A quantum physical argument for panpsychism
Shan GaoUnit for the History and Philosophy of Science and Centre for Time,University of Sydney, NSW 2006, Australia.Institute for the History of Natural Sciences, Chinese Academy of Sciences,Beijing 100190, P. R. China.E-mail:email@example.com
It has been widely thought that consciousness has no causal efficacy in the physical world.However, this may be not the case. In this paper, we show that a conscious being can distinguish definiteperceptions and their quantum superpositions, while a physical measuring system without consciousnesscannot distinguish such nonorthogonal quantum states. The possible existence of this distinct quantumphysical effect of consciousness may have interesting implications for the science of consciousness. Inparticular, it suggests that consciousness is not emergent but a fundamental feature of the universe. Thismay provide a possible quantum basis for panpsychism.

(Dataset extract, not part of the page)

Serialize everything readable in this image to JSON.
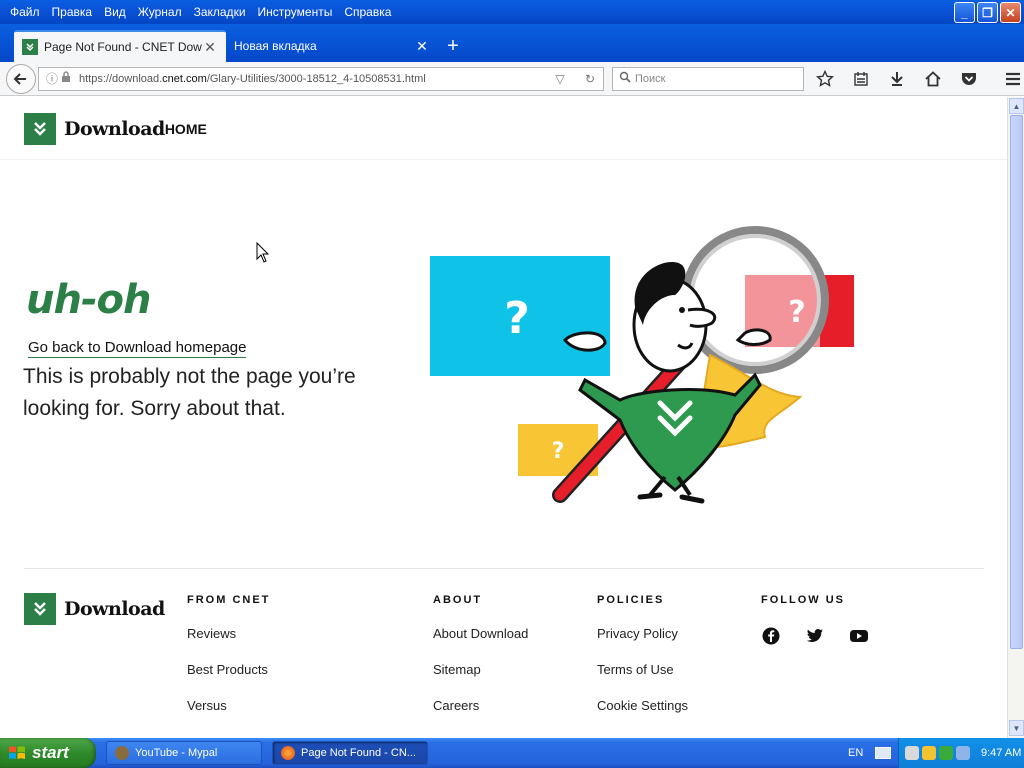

consciousness, causal efficacy, quantum superposition, quantum-to-classical transition,panpsychism
The relationship between consciousness and quantum measurement has been studied sincethe founding of quantum mechanics (von Neumann 1932/1955; London and Bauer 1939; Wigner1967; Stapp 1993, 2007; Penrose 1989, 1994; Hameroff and Penrose 1996; Hameroff 1998, 2007;Gao 2004, 2006b, 2008). There are two main viewpoints claiming that they are intimatelyconnected. The first one holds that the consciousness of an observer causes the collapse of thewave function and helps to complete the quantum measurement or quantum-to-classical transitionin general (von Neumann 1932/1955; London and Bauer 1939; Wigner 1967; Stapp 1993, 2007). The second view holds that consciousness arises from objective wavefunction collapse (Penrose1989, 1994; Hameroff and Penrose 1996; Hameroff 1998, 2007). Though these two views areobviously contrary, they both insist that there are no quantum superpositions of definite conscious